(Items from an interface collection)

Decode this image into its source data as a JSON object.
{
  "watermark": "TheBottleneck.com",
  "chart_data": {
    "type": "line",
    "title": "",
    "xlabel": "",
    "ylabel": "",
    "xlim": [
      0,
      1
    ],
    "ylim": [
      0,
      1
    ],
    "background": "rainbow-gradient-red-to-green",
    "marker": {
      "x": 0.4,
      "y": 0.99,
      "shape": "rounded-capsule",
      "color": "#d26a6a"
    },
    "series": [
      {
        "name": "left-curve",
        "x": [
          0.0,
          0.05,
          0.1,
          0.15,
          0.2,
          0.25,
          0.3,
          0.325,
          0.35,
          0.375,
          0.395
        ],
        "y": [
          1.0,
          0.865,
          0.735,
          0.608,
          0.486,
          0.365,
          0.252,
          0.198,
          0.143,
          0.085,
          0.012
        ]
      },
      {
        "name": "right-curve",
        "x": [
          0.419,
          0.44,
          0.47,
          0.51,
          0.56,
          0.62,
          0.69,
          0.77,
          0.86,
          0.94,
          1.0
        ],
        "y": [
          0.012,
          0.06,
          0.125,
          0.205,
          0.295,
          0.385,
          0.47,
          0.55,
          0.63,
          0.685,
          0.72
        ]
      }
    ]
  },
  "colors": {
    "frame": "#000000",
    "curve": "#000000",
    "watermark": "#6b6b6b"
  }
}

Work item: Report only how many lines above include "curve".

Reply: 3